Bumble Bees Control When Flowers Bloom, Cushioning Climate Uncertainty


Stephen Luntz

Stephen has a science degree with a major in physics, an arts degree with majors in English Literature and History and Philosophy of Science and a Graduate Diploma in Science Communication.

Freelance Writer

bee on tomato

This bumble bee is far from a passive consumer of the pollen of the tomato plant it is feeding on. Instead, it can bite the leaves to induce flowering a month earlier than would have happened otherwise. vallefrias/

Bumble bees have developed a remarkable solution to the dangers of coming out of hibernation before food is available. They take advantage of the fact plants with damaged leaves flower earlier to make food suppliers hurry up. The discovery could be used to mitigate one of the consequences of climate change.

Plants and pollinators need each other, but like all relationships timing is key. Outside tropical zones, pollinating insects hibernate but if they emerge too soon before widespread flowering, their prospects are grim, taking down whole bumble bee colonies. When flowers do arrive, there may be no one around to fertilize them. The evolutionary pressure to synchronize can be met by plants and animals using the same cues or by one triggering the other. Dr Foteini Pashalidou of ETH Zurich has found bumblebees and some of their favorite plants have adopted the second approach.


In Science, Pashalidou and co-authors report that bumblebee workers have been seen cutting distinctively shaped holes in the leaves of four species, including Brassica oleracea, whose cultivars include broccoli, cabbage, and cauliflower. The activity only took place when flowers, and therefore pollen, was scarce. However, it appears starving bees are not finding an alternative food source, since the cutters neither consume bits of leaf on site or take them back to the hive.

Bees use their probiscis to cut half-moon shaped holes in the leaves of the plants they want to flower. Hannier Pulido / ETH Zurich
Pashalidou noted that stress can induce flowering, by giving plants the message time may be short to pass their genes on before they die. However, as the paper notes, studies of this phenomenon have focused on lack of nutrients, not insect damage.

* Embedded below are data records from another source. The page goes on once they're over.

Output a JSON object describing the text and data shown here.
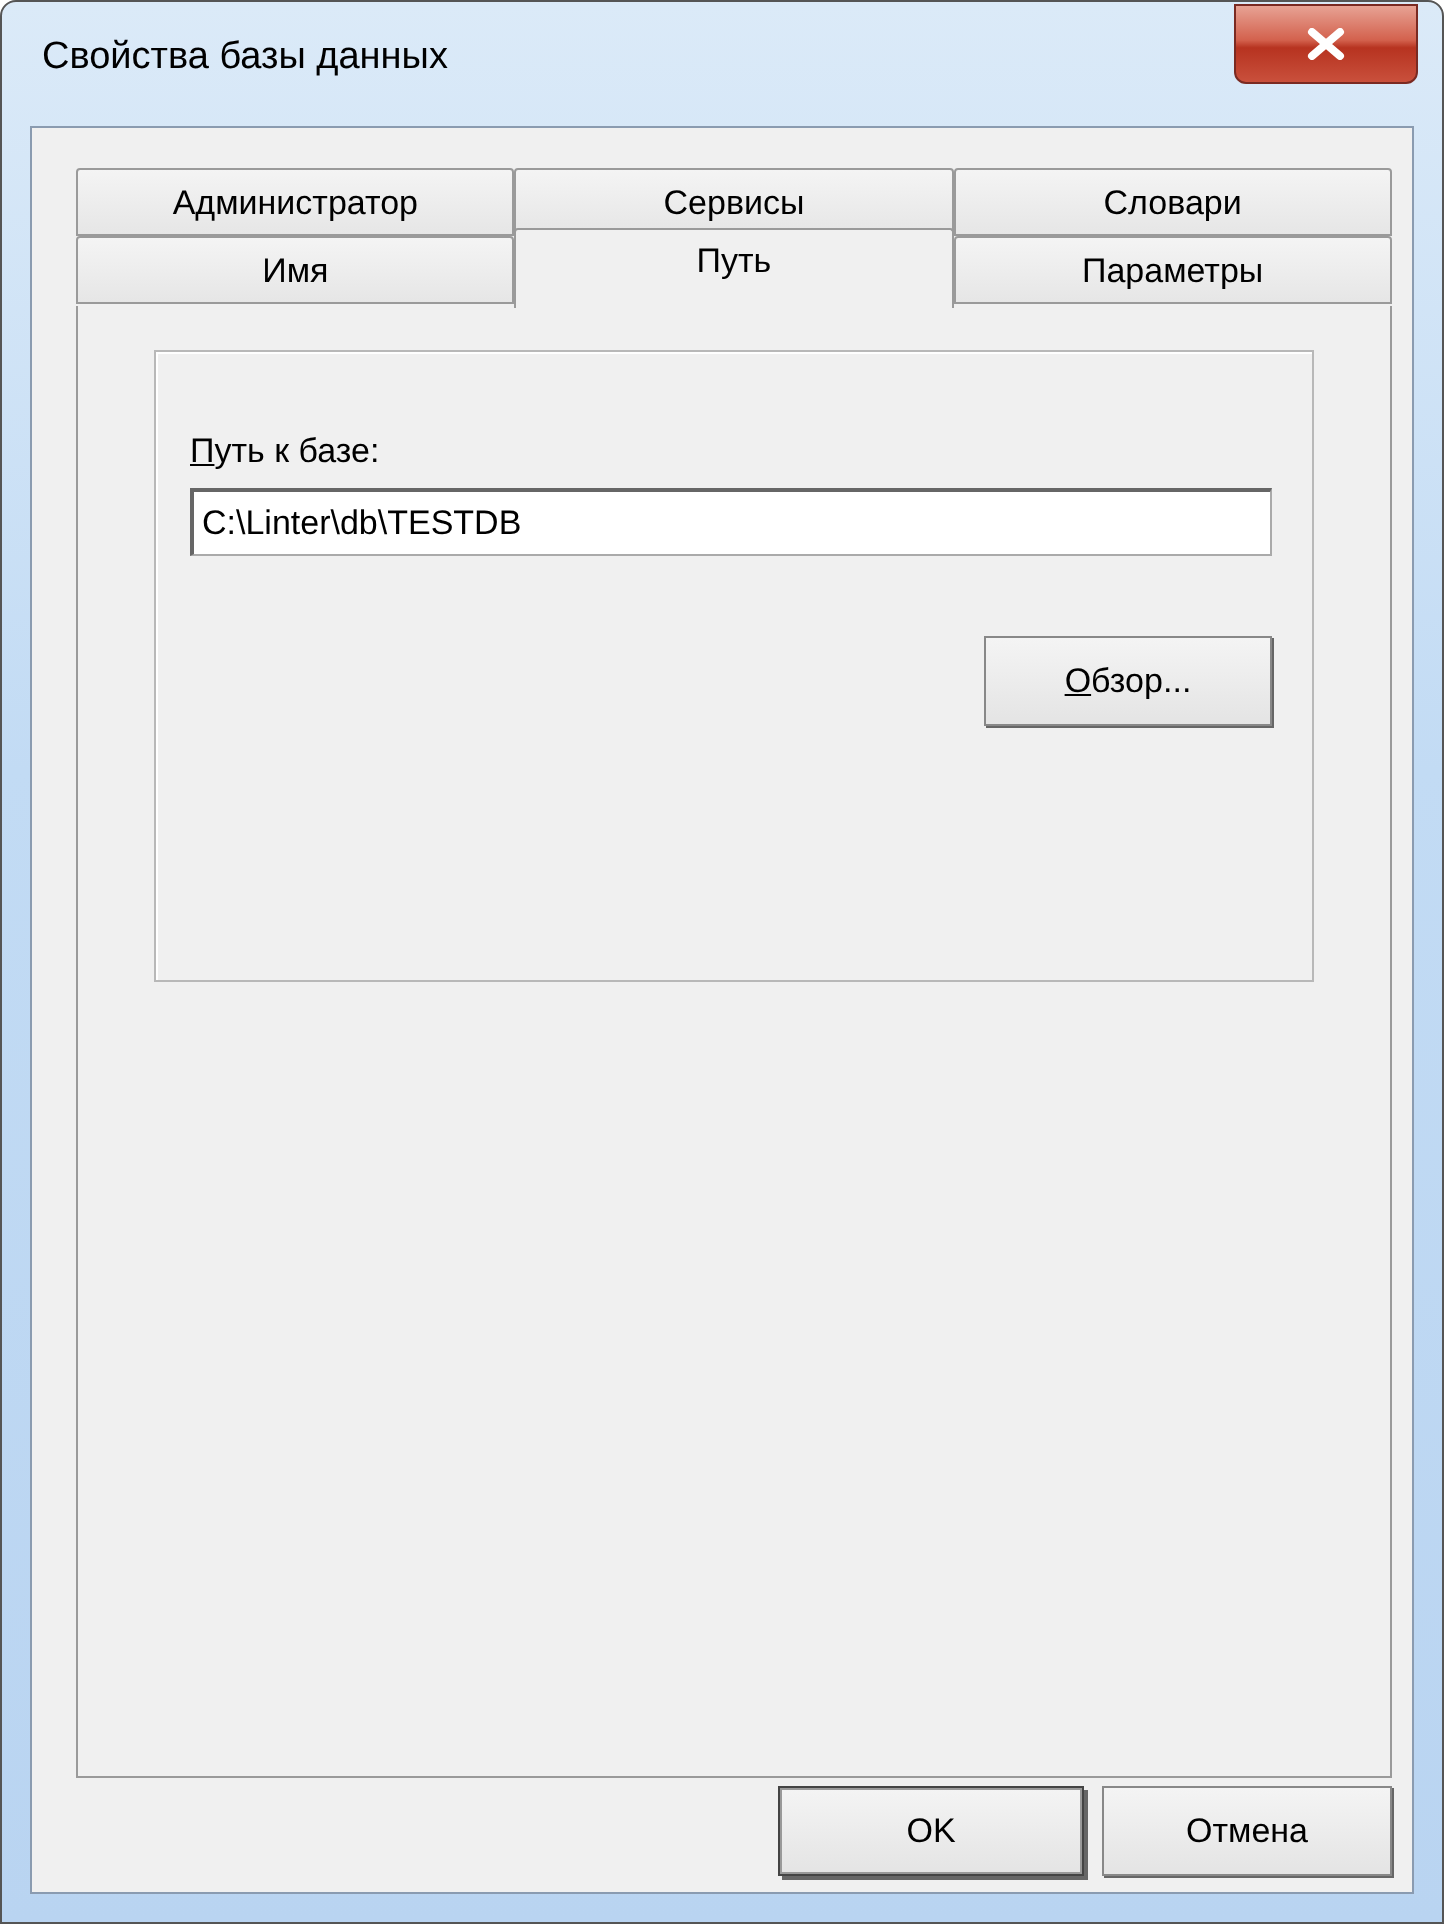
{
  "window": {
    "title": "Свойства базы данных"
  },
  "tab_rows": [
    {
      "tabs": [
        {
          "label": "Администратор",
          "selected": false
        },
        {
          "label": "Сервисы",
          "selected": false
        },
        {
          "label": "Словари",
          "selected": false
        }
      ]
    },
    {
      "tabs": [
        {
          "label": "Имя",
          "selected": false
        },
        {
          "label": "Путь",
          "selected": true
        },
        {
          "label": "Параметры",
          "selected": false
        }
      ]
    }
  ],
  "path_field": {
    "label": "Путь к базе:",
    "access_key_underlined": true,
    "value": "C:\\Linter\\db\\TESTDB"
  },
  "browse_button": {
    "label": "Обзор...",
    "access_key_underlined": true
  },
  "buttons": [
    {
      "label": "OK",
      "default": true
    },
    {
      "label": "Отмена",
      "default": false
    }
  ]
}
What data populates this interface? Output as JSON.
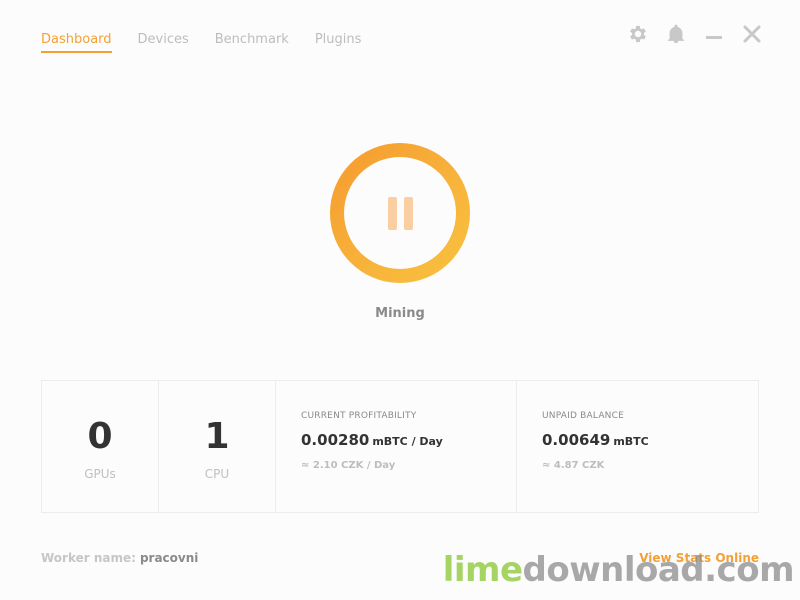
{
  "nav": {
    "tabs": [
      {
        "label": "Dashboard",
        "active": true
      },
      {
        "label": "Devices",
        "active": false
      },
      {
        "label": "Benchmark",
        "active": false
      },
      {
        "label": "Plugins",
        "active": false
      }
    ]
  },
  "window_controls": [
    "gear-icon",
    "bell-icon",
    "minimize-icon",
    "close-icon"
  ],
  "mining": {
    "status": "Mining",
    "button_icon": "pause-icon"
  },
  "stats": {
    "gpus": {
      "count": "0",
      "label": "GPUs"
    },
    "cpu": {
      "count": "1",
      "label": "CPU"
    },
    "profitability": {
      "title": "CURRENT PROFITABILITY",
      "value": "0.00280",
      "unit": "mBTC / Day",
      "fiat": "≈ 2.10 CZK / Day"
    },
    "balance": {
      "title": "UNPAID BALANCE",
      "value": "0.00649",
      "unit": "mBTC",
      "fiat": "≈ 4.87 CZK"
    }
  },
  "footer": {
    "worker_label": "Worker name:",
    "worker_name": "pracovni",
    "view_online": "View Stats Online"
  },
  "watermark": {
    "part1": "lime",
    "part2": "download.com"
  },
  "colors": {
    "accent": "#f5a033",
    "ring_start": "#f59a2e",
    "ring_end": "#f9c33f"
  }
}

To test whether the bees were influencing the plants' flowering times, Pashalidou let bees loose on plants from two species they had previously been seen cutting. Matching plants were kept unharmed for comparison, while the damage to leaves was replicated mechanically in a third set. Bee-cut tomato plants flowered 30 days earlier than the undamaged ones and 25 days before those cut with razors. Black mustard flowered 16 days earlier when cut by bees than left uncut.

When bees were provided with abundant pollen, their leaf-cutting behavior fell dramatically. Leaf damage changes flowering times, but probably doesn't increase abundance, and may harm it. While the experiment was done on Bombus terrestris bees, two species of wild bumble bees were observed entering the researcher's rooftop garden and engaging in the same leaf-cutting behavior.

"An encouraging interpretation of the new findings is that behavioral adaptations of flower-visitors can provide pollination systems with more plasticity and resilience to cope with climate change than hitherto suspected," Queen Mary University's Professor Lars Chittka writes in an accompanying column.


Chittka also ponders how the behavior evolved and comes up puzzled. Although mechanical cutting did not fully replicate the bee-induced early flowering, something the authors admit they cannot explain, it may still be useful to encourage plants to flower at optimum times.